Players expect campaigns that build a narrative and challenge them to master these sports games like Mario Strikers: Battle League mechanics. Despite the criticism that Mario Tennis Aces and Mario Golf: Super Rush received, both games included adventure modes with a common goal, unique character interaction, dialogues and cutscenes. Battle League could easily include an interesting story centered around the Federation of Galactic Strikers and elements of science fiction. Players could create teams and compete for the championship with intergalactic creatures and robots, such as Fútbot, who conducted training. Instead, it presents players with lackluster cup battles, which are regular matches against processors that offer very few rewards other than “Mario Strikers: Bushido Battle League Gear” and coins.

Although the upcoming DLC will presumably include more characters, the base line-up of Mario Strikers: Battle League is surprisingly sparse. The Mario universe has only expanded over the years, but there are fewer characters in this game than even in Mario Strikers: Charged for Wii, which had 12 captains and a lot of Bowser’s henchmen. The main elements of the franchise are missing, such as Birdo, Toadette, Diddy Kong, Bowser Jr. and Daisy. There are also only five stadiums available, and none of them affects the gameplay itself, that is, they are purely aesthetic. Although stadiums are diverse and detailed, when viewed from afar, it is more difficult to notice their differences when viewed from top to bottom during games, and without any interactive elements, the stages tend to merge.

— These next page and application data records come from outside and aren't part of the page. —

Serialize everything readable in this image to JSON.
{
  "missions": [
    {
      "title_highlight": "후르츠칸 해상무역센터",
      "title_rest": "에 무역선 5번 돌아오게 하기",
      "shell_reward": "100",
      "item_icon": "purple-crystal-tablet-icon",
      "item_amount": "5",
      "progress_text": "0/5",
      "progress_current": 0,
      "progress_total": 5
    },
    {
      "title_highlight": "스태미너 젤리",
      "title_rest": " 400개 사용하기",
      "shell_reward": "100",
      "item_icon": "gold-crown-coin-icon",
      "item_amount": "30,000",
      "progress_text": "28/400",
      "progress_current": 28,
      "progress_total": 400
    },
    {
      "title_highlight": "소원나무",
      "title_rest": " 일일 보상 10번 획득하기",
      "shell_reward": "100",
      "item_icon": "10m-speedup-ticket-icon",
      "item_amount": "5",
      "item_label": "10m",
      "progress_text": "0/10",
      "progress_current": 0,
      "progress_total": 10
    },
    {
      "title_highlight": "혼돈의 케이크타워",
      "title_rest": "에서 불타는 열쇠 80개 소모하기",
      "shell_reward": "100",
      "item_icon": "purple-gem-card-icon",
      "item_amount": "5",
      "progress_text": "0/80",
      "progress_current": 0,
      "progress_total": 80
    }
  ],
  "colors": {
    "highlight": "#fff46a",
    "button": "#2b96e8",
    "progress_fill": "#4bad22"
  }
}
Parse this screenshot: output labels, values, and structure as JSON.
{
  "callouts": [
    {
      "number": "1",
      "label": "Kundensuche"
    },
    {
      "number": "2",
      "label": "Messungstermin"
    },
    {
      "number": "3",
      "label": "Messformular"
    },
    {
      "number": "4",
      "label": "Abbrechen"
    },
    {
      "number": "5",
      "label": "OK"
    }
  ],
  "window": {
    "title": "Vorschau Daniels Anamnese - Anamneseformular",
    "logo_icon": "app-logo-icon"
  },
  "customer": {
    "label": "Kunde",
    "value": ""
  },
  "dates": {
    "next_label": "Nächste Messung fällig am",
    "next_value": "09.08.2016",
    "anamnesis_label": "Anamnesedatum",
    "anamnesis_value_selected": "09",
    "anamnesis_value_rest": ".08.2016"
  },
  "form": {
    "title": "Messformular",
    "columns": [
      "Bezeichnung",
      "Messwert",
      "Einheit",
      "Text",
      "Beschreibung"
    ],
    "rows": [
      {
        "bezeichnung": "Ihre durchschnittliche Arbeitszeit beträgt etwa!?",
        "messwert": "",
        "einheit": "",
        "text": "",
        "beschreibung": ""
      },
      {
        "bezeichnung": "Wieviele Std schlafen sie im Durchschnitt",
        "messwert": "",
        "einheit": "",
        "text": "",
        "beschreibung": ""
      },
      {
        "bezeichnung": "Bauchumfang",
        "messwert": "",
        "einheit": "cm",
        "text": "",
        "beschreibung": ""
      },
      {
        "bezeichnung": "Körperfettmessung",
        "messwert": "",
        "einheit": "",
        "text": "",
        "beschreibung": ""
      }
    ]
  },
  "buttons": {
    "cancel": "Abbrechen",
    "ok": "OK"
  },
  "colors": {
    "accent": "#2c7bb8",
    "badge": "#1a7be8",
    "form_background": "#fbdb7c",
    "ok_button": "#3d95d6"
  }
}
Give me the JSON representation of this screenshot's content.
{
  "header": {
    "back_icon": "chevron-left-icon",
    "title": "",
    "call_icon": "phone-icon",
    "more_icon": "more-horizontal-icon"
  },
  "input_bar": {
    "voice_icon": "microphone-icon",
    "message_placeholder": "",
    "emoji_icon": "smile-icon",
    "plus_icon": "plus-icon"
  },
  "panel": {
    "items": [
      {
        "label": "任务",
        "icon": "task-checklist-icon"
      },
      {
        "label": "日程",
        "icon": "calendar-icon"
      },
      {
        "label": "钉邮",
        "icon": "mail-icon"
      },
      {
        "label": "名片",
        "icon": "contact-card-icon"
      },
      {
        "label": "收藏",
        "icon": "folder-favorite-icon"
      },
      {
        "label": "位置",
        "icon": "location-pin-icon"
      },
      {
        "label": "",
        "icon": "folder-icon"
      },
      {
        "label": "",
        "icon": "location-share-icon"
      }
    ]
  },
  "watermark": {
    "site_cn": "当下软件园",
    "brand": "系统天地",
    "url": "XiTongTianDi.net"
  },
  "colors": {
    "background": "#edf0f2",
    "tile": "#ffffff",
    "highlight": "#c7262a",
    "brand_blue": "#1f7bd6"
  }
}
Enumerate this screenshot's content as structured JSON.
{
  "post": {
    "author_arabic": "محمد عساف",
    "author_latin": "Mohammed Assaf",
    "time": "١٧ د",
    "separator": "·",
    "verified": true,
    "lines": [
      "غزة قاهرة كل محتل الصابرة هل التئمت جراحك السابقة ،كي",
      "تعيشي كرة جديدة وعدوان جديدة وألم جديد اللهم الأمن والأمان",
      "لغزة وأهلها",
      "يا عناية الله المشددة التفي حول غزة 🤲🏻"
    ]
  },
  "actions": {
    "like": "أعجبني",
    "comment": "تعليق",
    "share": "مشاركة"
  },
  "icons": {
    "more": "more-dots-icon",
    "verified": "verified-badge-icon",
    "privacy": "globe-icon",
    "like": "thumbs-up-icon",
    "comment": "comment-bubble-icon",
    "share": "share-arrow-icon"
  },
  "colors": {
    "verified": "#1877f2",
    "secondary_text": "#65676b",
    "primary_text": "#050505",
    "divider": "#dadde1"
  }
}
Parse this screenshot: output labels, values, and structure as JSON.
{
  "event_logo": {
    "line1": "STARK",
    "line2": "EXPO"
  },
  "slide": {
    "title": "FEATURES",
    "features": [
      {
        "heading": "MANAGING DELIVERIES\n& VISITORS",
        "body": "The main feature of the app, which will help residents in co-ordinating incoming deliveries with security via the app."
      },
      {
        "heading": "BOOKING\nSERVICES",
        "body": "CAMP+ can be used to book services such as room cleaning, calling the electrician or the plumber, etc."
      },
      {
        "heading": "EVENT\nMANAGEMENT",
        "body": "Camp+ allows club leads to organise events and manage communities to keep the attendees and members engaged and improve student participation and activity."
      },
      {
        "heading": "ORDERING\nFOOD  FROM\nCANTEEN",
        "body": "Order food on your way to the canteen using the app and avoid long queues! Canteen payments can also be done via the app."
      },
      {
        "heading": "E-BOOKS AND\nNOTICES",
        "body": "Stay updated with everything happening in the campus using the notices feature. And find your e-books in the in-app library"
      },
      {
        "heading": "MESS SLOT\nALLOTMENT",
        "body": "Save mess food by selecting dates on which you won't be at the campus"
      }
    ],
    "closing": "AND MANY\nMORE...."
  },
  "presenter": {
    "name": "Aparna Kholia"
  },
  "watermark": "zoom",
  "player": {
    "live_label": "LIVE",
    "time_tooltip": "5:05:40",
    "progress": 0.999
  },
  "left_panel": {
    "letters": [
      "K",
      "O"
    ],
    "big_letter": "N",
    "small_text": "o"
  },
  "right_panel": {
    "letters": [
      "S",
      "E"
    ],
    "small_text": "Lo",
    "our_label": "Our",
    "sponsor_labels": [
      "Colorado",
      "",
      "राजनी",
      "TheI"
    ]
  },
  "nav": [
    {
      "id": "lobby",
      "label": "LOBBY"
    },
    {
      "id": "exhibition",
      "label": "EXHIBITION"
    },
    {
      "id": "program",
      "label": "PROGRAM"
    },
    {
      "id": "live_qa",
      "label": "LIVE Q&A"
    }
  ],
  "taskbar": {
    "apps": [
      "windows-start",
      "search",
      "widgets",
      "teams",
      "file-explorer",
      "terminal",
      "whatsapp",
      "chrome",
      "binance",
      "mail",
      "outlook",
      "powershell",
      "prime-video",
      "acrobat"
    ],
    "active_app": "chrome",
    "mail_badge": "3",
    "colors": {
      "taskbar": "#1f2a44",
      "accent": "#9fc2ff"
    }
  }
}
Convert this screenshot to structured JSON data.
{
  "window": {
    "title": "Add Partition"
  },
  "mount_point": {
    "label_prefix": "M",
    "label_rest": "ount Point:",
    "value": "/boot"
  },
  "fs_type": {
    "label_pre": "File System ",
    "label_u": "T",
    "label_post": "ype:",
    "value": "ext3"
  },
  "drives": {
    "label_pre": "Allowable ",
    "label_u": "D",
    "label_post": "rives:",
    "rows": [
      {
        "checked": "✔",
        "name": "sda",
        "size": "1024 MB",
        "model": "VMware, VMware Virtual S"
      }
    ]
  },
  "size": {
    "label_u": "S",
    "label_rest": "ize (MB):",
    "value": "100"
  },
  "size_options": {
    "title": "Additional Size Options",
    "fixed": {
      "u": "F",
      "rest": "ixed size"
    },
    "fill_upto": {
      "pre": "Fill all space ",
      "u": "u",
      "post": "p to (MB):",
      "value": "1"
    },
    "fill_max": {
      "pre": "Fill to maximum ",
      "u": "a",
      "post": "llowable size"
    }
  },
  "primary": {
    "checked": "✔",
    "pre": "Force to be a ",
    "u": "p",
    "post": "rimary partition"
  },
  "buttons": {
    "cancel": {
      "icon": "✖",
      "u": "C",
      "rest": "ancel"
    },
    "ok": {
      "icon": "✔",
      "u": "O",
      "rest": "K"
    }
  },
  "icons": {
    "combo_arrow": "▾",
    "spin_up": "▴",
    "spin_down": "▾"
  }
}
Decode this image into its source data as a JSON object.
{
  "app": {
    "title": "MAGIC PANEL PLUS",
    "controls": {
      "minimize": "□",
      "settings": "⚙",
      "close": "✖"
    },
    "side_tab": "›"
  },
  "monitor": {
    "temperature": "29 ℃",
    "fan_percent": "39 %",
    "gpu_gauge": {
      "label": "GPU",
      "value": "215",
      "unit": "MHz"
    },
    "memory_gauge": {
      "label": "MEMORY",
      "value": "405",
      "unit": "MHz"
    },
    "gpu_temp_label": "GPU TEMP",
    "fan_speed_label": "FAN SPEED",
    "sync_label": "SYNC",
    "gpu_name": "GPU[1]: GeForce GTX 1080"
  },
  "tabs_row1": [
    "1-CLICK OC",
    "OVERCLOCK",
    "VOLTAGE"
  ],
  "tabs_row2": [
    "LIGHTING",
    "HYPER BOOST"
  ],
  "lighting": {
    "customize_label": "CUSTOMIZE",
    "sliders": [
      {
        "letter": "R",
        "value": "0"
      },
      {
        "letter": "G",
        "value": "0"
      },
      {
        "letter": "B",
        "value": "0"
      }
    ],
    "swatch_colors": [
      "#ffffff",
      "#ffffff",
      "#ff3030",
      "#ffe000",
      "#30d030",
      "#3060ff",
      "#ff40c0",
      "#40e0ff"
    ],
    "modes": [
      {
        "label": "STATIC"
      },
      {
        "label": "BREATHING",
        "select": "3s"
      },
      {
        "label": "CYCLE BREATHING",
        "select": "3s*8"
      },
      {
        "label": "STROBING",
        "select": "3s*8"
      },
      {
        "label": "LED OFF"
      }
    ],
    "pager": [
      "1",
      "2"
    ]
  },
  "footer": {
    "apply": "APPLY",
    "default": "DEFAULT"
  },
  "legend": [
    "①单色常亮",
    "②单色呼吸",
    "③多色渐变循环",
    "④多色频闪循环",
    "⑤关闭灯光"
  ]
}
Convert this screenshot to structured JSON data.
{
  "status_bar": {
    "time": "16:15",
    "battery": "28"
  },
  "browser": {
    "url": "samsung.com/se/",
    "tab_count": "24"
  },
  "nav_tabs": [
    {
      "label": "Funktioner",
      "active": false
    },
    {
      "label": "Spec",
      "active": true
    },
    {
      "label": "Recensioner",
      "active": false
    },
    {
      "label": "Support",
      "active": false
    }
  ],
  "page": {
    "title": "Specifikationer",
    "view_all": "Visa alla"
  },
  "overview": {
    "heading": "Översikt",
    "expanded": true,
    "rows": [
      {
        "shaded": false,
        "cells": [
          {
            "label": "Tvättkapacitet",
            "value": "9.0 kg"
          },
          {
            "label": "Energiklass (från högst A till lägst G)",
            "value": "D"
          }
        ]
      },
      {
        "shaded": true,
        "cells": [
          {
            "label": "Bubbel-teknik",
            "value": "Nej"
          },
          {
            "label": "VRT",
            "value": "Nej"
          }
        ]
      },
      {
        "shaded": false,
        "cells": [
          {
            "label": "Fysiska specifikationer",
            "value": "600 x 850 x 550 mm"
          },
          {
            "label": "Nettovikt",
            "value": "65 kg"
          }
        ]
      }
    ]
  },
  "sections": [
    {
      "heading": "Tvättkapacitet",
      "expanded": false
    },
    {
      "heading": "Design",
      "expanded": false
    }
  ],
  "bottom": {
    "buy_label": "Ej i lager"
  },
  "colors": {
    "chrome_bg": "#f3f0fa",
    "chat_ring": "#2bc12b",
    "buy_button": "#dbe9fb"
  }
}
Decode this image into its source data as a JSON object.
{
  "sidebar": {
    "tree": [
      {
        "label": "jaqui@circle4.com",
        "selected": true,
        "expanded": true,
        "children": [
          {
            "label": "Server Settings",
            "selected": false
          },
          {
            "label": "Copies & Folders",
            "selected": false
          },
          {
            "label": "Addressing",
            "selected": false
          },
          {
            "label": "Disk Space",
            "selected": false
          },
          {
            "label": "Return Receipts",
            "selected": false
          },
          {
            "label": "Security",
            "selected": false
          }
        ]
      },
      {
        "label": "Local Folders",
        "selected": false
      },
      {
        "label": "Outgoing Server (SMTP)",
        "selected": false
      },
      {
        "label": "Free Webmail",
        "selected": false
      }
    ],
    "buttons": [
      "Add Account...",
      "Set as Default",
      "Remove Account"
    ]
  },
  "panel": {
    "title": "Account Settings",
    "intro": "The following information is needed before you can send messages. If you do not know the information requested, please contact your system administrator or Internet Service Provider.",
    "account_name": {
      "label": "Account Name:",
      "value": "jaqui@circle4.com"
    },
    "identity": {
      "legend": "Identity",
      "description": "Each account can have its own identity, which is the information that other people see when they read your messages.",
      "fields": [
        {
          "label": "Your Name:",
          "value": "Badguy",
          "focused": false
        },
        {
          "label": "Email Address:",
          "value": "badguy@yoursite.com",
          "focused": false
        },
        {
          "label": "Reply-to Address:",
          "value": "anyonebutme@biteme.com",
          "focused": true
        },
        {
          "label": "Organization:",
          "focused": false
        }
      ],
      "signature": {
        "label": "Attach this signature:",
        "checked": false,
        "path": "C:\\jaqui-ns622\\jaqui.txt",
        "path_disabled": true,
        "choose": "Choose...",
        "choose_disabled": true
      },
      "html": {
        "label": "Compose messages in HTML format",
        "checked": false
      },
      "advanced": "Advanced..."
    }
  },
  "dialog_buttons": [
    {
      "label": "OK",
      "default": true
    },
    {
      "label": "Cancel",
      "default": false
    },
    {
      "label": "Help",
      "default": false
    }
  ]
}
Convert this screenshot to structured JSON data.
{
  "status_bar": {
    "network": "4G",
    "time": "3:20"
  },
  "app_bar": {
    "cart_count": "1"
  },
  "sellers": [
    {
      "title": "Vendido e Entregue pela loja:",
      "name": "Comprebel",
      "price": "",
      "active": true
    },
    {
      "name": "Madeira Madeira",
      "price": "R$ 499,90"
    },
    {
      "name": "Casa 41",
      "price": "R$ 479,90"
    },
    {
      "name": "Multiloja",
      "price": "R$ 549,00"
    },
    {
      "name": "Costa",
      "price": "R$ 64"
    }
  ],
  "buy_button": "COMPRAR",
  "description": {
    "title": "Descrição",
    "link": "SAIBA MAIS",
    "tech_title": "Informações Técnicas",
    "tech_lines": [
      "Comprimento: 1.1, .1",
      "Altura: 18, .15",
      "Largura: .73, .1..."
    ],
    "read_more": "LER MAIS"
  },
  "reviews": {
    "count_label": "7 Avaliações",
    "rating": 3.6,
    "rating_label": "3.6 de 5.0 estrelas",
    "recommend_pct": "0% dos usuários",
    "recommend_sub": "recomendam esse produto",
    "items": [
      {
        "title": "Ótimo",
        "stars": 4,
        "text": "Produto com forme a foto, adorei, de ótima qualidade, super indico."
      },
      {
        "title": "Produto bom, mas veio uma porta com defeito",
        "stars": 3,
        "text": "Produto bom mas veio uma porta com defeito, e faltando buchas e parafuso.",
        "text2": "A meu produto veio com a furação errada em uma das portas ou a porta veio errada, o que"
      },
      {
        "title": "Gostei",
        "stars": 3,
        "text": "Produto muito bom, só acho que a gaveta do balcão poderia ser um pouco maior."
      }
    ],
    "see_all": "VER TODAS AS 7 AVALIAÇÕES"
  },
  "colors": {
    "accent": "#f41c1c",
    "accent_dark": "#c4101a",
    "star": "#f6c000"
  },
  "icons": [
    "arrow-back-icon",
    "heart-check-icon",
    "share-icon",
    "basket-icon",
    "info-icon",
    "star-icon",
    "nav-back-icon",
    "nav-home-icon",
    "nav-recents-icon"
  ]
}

It seems that Nintendo has prioritized the competitive multiplayer mode of Mario Strikers: Battle League above all else, and perhaps this would justify the lack of features if the online mode also did not lack the necessary features. In the current state of the game, only two Nintendo switches can connect remotely at the same time, which means that players cannot form teams of four people playing on different systems. This suppresses even the potential of a multiplayer game and contradicts the purpose of the advertised matches involving eight players. Players can only hope that the promised Nintendo DLC for Mario Strikers: Battle League will fix most of these problems, but given the mostly negative fan reaction to this unfinished product, the game’s audience may have already lost interest.